The truth is that you will never find the actual purpose of some megalithic marvels. They are strange and ancient, holding thousands of secrets on their edges and surface. We can touch and feel, but we can never explain how and exactly why all these marvelous structures were shaped like that thousands of years ago.
In this perspective, the village of Asuka, Japan, holds a few such hidden examples consisting of ancient megalithic stones. The giant granite stone mounds have been cut into unusual shapes.
The History Of Asuka Villge:
Asuka is an ancient land from the Tumulus Period, also called Kofun Jidai, which means the Old Mound period. Historians from all over the world have always been fascinated with the existence of this tiny ancient village of Japan.
During the Tumulus era, the Japanese were characterized by a particular type of burial mound popular, specifically key-shaped earthen mounds surrounded by moats. You can still see a variety of small-big earthen mounds and strange-looking stone mounds lying here and there all over the village. The most significant and striking of these is Masuda-no-iwafune, which means the Rock Ship of Masuda in the Japanese language.
The Rock Ship Of Masuda:
Weighing approximately eight hundred tons, the Rock Ship measures thirty-six feet long, twenty six feet wide, and fifteen feet high. The top of the stone has been sheered o and features two precision-crafted holes that are three feet square and continue down through to the bottom of the stone.

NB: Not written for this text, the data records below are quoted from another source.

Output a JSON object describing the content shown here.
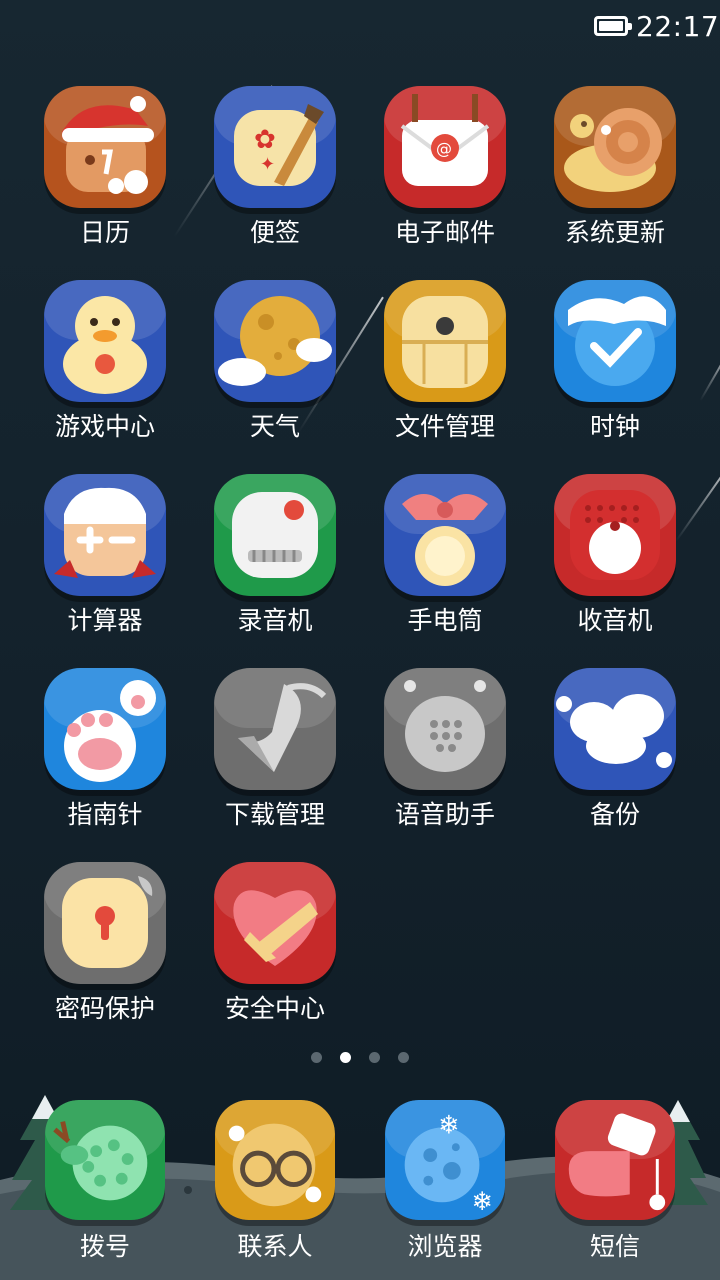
{
  "status_bar": {
    "time": "22:17",
    "battery_icon": "battery-full-icon"
  },
  "apps": [
    {
      "label": "日历",
      "icon": "calendar-gingerbread-icon",
      "color": "#b5531e"
    },
    {
      "label": "便签",
      "icon": "notes-paper-brush-icon",
      "color": "#2f55b8"
    },
    {
      "label": "电子邮件",
      "icon": "email-envelope-icon",
      "color": "#c62a2a"
    },
    {
      "label": "系统更新",
      "icon": "system-update-snail-icon",
      "color": "#a9581a"
    },
    {
      "label": "游戏中心",
      "icon": "game-center-duck-icon",
      "color": "#2f55b8"
    },
    {
      "label": "天气",
      "icon": "weather-moon-cloud-icon",
      "color": "#2f55b8"
    },
    {
      "label": "文件管理",
      "icon": "file-manager-drawer-icon",
      "color": "#d99a18"
    },
    {
      "label": "时钟",
      "icon": "clock-snow-icon",
      "color": "#1f86dd"
    },
    {
      "label": "计算器",
      "icon": "calculator-icon",
      "color": "#2f55b8"
    },
    {
      "label": "录音机",
      "icon": "recorder-icon",
      "color": "#1f9a4a"
    },
    {
      "label": "手电筒",
      "icon": "flashlight-bell-icon",
      "color": "#2f55b8"
    },
    {
      "label": "收音机",
      "icon": "radio-icon",
      "color": "#c62a2a"
    },
    {
      "label": "指南针",
      "icon": "compass-paw-icon",
      "color": "#1f86dd"
    },
    {
      "label": "下载管理",
      "icon": "download-manager-icon",
      "color": "#6e6e6e"
    },
    {
      "label": "语音助手",
      "icon": "voice-assistant-icon",
      "color": "#6e6e6e"
    },
    {
      "label": "备份",
      "icon": "backup-cloud-icon",
      "color": "#2f55b8"
    },
    {
      "label": "密码保护",
      "icon": "password-lock-icon",
      "color": "#6e6e6e"
    },
    {
      "label": "安全中心",
      "icon": "security-heart-icon",
      "color": "#c62a2a"
    }
  ],
  "page_indicator": {
    "count": 4,
    "active_index": 1
  },
  "dock": [
    {
      "label": "拨号",
      "icon": "dialer-reindeer-icon",
      "color": "#1f9a4a"
    },
    {
      "label": "联系人",
      "icon": "contacts-bear-icon",
      "color": "#d99a18"
    },
    {
      "label": "浏览器",
      "icon": "browser-globe-icon",
      "color": "#1f86dd"
    },
    {
      "label": "短信",
      "icon": "messages-stocking-icon",
      "color": "#c62a2a"
    }
  ]
}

Why And How The Rock Ship Of Masuda Ws Constructed?
Why or how this colossal stone and others were crafted remains a mystery as they appear to be of a different architectural style than the later Buddhist construction. However, as usual, mainstream scientists have expelled all the secrets behind these ancient marvels, saying these were nothing more than a part of rituals and cultural beliefs. We hope that is the case in reality. The Rock Ship Of Masuda And The Speculation Of The Japanese Lunar Calendar:
Take a keen observation on it. You can see an interesting part that the center depression and square holes on Masuda-no-Inafune are aligned and run parallel to the mountain ridge on which it sits, giving rise to the idea that this particular stone may be related to the development of the Japanese lunar calendar and early astronomical observation.
So what do you think about this Masuda-no-Inafune stone? Is it a mysterious stone that hides the knowledge of many advanced minds? Or was it just a part of ancient cultures and rituals, as the scientists explain?